Grieving is a normal and necessary response to loss. Grief is not a mental illness and even though a person may feel or act like they are going crazy, they are not. Men, women and children all grieve differently. Although this is often an unpleasant experience, ignoring the loss and not doing the grief work doesn’t help because healing can’t happen until we address it.


No one, even royalty, can escape doing this work. Prince Harry recently said, “I can safely say that losing my mum at the age of 12, and therefore shutting down all of my emotions for the last 20 years, has had a quite serious effect on not only my personal life, but my work as well…” In an interview with The Telegraph, he disclosed that he sought counseling (with the advice and support from his family) after enduring two years of “total chaos” while still struggling in his late 20s to come to terms with the death of his mother. When a child experiences a significant loss, s/he will continue to grieve at different developmental stages throughout her/his life.


Talking is healing, and working with a counselor and/or attending a support group can be very helpful. No one should grieve alone. In a Time magazine article, writer Belinda Luscombe says,


“…the bereaved are often treated like those to whom something unnatural or disgraceful has happened. People avoid them; don’t invite them out, fall silent when they enter the room. The grieving are often isolated when they most need community.”


As a professional who has worked with grieving people for the past 25 years, I know that caring communities of family and friends can make a huge difference.  Listening can ease sorrow, lift sadness and lessen pain. The following are some suggestions:

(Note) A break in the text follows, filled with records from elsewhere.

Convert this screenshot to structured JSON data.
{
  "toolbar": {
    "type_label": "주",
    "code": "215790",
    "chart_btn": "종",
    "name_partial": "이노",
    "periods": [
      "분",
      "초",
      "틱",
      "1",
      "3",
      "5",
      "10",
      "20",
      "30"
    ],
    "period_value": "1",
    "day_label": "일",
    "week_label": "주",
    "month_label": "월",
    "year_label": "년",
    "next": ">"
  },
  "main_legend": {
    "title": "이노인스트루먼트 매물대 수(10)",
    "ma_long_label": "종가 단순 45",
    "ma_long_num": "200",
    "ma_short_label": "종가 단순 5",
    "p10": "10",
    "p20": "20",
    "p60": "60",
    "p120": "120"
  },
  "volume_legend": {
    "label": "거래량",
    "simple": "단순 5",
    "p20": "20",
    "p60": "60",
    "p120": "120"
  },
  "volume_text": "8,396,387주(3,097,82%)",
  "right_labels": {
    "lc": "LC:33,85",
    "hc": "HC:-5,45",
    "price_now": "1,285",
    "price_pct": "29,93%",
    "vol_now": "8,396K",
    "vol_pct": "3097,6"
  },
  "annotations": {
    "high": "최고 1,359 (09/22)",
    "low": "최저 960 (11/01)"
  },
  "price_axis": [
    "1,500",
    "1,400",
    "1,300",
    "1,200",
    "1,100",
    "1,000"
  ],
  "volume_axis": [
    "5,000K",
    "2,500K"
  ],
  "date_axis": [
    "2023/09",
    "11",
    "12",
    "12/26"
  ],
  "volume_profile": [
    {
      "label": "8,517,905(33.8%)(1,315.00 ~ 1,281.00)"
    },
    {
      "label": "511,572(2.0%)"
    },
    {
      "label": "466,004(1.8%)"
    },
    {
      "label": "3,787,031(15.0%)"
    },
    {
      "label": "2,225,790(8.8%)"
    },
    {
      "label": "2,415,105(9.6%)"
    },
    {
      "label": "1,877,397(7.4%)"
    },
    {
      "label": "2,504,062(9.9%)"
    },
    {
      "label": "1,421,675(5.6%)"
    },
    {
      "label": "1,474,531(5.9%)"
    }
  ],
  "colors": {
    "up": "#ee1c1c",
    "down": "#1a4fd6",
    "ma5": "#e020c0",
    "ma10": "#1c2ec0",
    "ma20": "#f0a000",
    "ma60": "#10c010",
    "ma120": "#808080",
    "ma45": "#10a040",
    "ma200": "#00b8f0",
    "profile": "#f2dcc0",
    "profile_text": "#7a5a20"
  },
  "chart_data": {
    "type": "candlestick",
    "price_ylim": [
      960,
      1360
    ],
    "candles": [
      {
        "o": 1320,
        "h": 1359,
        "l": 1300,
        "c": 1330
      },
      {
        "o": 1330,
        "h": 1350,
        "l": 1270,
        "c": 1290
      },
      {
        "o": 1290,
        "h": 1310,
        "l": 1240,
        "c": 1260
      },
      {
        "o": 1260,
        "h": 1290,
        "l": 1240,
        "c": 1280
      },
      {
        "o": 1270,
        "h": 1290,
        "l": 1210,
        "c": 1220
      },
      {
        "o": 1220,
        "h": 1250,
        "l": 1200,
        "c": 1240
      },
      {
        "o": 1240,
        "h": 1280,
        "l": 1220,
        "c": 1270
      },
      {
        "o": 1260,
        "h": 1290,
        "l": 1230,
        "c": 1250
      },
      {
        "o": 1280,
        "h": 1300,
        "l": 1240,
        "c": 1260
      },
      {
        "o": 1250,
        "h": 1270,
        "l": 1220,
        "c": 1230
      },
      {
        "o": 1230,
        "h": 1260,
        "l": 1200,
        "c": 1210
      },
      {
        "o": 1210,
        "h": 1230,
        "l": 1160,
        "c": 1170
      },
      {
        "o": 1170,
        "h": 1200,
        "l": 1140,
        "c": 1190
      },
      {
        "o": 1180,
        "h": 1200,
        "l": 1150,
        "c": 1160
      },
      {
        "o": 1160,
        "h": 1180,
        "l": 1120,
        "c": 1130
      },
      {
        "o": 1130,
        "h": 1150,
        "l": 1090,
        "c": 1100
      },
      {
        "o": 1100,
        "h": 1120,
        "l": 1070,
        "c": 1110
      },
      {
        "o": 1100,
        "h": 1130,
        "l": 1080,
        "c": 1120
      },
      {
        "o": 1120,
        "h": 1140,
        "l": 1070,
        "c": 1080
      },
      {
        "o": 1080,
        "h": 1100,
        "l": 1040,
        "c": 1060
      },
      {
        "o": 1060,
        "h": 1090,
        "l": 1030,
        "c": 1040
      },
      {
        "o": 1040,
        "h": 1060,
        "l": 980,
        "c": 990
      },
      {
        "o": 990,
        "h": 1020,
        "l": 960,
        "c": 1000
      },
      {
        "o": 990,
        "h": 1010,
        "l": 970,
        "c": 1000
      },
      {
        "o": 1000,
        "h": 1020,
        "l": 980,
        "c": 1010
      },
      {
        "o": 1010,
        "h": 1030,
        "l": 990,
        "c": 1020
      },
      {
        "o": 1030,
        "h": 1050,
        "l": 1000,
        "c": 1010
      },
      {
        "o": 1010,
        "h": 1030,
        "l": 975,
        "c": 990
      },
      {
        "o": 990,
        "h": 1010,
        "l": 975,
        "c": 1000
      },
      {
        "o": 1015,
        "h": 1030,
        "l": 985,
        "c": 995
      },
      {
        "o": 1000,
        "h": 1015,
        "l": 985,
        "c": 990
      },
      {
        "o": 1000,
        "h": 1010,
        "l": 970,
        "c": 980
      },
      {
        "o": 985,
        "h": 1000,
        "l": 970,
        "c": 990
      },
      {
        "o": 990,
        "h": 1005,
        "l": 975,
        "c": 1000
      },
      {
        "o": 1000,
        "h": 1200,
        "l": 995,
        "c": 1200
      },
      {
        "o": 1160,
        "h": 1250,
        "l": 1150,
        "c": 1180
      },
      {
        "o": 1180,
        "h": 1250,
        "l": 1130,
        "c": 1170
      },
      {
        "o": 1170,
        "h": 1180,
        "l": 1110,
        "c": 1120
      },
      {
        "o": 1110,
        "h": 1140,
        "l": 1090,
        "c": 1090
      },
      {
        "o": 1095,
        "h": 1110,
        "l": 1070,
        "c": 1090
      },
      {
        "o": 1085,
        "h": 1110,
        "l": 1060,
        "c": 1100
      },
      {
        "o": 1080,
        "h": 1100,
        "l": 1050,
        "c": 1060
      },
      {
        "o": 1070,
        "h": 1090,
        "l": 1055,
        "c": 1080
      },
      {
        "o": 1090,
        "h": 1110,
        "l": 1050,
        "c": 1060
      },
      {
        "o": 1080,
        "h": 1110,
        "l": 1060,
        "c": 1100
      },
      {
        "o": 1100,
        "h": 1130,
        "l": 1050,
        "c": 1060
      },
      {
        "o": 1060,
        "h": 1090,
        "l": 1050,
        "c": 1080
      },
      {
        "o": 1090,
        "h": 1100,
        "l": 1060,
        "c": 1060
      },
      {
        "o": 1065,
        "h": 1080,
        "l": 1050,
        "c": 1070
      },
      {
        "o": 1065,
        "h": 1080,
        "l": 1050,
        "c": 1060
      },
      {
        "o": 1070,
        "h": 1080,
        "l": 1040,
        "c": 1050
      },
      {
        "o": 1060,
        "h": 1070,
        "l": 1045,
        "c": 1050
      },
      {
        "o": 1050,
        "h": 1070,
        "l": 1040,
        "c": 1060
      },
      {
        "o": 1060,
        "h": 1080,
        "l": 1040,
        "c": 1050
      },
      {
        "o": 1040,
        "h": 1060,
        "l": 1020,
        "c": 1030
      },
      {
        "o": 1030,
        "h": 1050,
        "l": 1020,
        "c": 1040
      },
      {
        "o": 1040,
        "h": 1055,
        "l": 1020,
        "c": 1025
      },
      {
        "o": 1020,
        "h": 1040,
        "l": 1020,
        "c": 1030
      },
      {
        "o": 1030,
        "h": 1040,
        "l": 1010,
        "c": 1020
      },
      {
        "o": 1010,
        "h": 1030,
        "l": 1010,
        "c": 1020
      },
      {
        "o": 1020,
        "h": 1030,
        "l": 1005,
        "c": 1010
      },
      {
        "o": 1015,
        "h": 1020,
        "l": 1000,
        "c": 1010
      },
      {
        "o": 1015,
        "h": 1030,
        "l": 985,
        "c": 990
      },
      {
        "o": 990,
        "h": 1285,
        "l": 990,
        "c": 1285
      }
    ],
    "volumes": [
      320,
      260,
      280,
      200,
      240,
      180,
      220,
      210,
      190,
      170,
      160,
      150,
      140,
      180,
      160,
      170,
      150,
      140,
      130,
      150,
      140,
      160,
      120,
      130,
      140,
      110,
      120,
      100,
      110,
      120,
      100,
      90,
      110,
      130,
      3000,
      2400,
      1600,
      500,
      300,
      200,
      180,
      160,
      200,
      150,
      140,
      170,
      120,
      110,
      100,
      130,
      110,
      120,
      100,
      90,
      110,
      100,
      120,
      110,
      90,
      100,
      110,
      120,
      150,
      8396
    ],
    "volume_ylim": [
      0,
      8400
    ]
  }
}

  • The most meaningful words to a grieving person are “I’m sorry about your loss.” Statements that we think will be helpful such as: “Be glad s/he didn’t suffer.” “Don’t worry about the children. Kids are resilient and they bounce back.” “You’re a strong person. I know you’ll do well.” “Give yourself a year.” “That wasn’t the right job for you anyway.” or “S/he was a jerk and you’re better off without her/him.” do not make the person in pain feel better.
  • When a loved one has died, share fond memories of the person who has died and give the griever opportunities to talk about and remember her/his loved one. This may cause tears, which is ok, and it also gives comfort.
  • When the loss is the result of a life-changing event like the loss of a job, divorce, illness, etc. accept the person where they are at. You can’t force someone to be happy or feel better, but you can assure them that you will be there for them. Invite them to a meal, watch a movie with them, or go for a walk together. Find activities that are not expensive, but can provide a much needed, temporary distraction. This also helps reduce loneliness and isolation.
  • Call the person regularly – whether it is daily, weekly or monthly. Feeling cared for and thought about means a lot. Do not be discouraged or offended if your friend does not feel up to talking. S/he will appreciate your thoughtfulness. Keep calling.
  • Send a card, email or text that says, “Thinking of You.” Sometimes we feel that we need to be profound or poetic. Just reminding someone that we care is enough.
  • Holidays and anniversaries are especially painful times. Continue to include your friend in your celebrations and be understanding if s/he are unable to participate. Sometimes s/he will not feel strong enough to come, but other times they will.
  • Avoid sentences beginning with “You should…” A grieving person needs time to figure out what s/he needs to do. Be a good listener, and ask if advice is wanted before giving it.
  • Only make promises that you are sure you can keep. The future may feel very uncertain and scary depending on a person’s loss. Having positive things to look forward to is very important.


JFCS understands that every loss is unique and offers a variety of services to support those dealing with loss. Please call us at 952-546-0616 if you would like more information. All calls are confidential.